As large crowds gathered outside, the Duke and Duchess of Cambridge, as the couple is formally known, entered the Canadian Museum of Civilization, just outside Ottawa, and participated in a ceremony formalizing 25 people from 14 countries as new Canadians.
William presented each new citizen with a folded Canadian flag while Kate gave them a small hand flag.
The couple's entrance was heralded by the Sons of Scotland Pipe Band's rendition of a bagpipe piece, titled St. Andrews Courtship, created for the royal's visit, with the name a nod to the Scottish university where Kate and Will met and fell in love as undergraduates eight years ago.
While the duke and duchess welcomed new citizens, thousands of Canadians dressed in the nation's red-and-white colors gathered at Ottawa's Parliament Hill in anticipation of a celebration of Canada Day like no other.
Kate and William head next to Parliament Hill, the public grounds of Canada's parliament buildings, where they will arrivan in an open-topped, horse-drawn carriage for ceremonies marking their host nation's 144th birthday.
There they will be greeted by expected crowds of more than half-a-million and full military honors, including a 21-gun salute, and remarks from William and Canada's political leaders.
Later in the day, the royal couple will attend a public concert before moving on to a private diplomatic reception where they will watch a firework finale marking the national day.
Kate and William's celebration of Canada's 144th birthday comes the same day that William's mother, Princess Diana, who died in a 1997 Paris car crash, would have turned 50.
In London, Diana's admirers gathered to leave gifts outside Kensington Palace, which was her official residence and will be the home of Kate and William when they return from their overseas trip.
The Canada Day activities come one day after the duke and duchess received a rollicking, royal kick-off to their much-hyped North American visit.

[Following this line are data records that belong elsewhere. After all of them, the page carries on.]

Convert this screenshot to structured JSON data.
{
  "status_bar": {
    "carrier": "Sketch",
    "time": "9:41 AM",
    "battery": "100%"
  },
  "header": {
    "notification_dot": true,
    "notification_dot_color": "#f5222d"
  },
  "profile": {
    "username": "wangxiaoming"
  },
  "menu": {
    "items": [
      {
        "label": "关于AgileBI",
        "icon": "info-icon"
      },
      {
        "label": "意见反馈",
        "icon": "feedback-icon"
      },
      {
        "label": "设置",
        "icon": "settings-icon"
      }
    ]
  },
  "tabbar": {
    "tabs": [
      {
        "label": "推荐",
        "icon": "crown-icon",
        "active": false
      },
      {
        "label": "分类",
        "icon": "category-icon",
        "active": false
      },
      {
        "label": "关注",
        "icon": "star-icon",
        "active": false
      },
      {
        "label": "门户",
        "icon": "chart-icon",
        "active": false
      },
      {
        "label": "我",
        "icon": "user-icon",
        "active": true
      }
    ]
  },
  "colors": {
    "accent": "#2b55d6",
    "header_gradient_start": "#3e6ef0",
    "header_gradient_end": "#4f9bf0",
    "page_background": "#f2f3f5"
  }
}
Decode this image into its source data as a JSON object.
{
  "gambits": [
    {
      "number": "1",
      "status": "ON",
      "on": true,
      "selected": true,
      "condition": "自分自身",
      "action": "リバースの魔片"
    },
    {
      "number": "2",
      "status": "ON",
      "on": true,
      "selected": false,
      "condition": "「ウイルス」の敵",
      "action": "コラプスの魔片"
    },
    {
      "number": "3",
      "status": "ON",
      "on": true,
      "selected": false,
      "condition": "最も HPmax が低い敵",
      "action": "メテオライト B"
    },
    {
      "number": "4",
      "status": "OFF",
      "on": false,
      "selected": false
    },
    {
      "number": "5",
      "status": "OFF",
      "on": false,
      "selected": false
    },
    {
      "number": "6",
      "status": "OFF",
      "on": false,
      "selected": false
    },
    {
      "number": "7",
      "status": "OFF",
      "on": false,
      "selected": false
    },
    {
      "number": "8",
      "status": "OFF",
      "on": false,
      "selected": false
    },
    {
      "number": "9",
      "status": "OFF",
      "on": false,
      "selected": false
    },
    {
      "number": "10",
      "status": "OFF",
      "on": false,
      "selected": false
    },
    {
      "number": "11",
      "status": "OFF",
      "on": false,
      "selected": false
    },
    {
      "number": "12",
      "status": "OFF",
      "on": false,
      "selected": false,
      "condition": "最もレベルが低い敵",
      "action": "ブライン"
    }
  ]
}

After boarding the Royal Canadian Air Force aircraft at London's Heathrow Airport Thursday in coordinated outfits -- she in a blue shift dress and he in a blue suit and red tie -- the couple touched down in Ottawa where they were greeted by thousands of fans.
The duchess, wearing a navy-and-cream lace dress, got a rock-star reception.
"We want Kate," crowds chanted as the bride stopped to shake hands, accept roses and greet her fans gathered behind metal barriers.
"They're as close to A-list celebrities as the royal family can possibly get," ABC News royals correspondent Katie Nicholl said. "They're beautiful, they're glamorous."
William addressed his hosts in both English and French to huge cheers from the crowd.
"Catherine and I are so delighted to be here in Canada," he said. "Instilled in us by our parents and grandparents, who love this country, we have been looking forward to this moment for a very long time."
"Before we were married, we had a longing to come here together," he added.
Kate, who was not scheduled to speak and who has been heard from publicly only a few times before, joined her husband in expressing the couple's excitement.
"Thank you so much. We are so delighted to be here," she said.